_What the task requires_.
Below are records; work out how many of their lines contain the word "Project" and reply with the number only.
(Beginning of Input records)
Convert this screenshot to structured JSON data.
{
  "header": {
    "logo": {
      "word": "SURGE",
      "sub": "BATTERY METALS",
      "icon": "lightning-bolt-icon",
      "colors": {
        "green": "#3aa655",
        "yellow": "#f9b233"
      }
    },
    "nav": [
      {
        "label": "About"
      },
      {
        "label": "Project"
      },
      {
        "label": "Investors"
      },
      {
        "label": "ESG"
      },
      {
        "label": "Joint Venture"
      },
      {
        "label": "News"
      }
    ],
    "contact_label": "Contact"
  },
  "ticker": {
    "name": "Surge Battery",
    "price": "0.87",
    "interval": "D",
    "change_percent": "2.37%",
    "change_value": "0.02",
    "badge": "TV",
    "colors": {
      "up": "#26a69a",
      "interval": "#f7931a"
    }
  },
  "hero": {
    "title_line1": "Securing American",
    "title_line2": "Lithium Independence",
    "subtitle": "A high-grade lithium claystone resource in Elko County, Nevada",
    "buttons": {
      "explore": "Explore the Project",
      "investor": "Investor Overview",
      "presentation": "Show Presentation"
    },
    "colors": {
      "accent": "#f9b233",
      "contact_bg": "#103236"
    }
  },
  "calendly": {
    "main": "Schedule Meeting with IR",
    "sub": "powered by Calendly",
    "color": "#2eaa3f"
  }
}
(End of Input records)
_Solution to this problem_.
2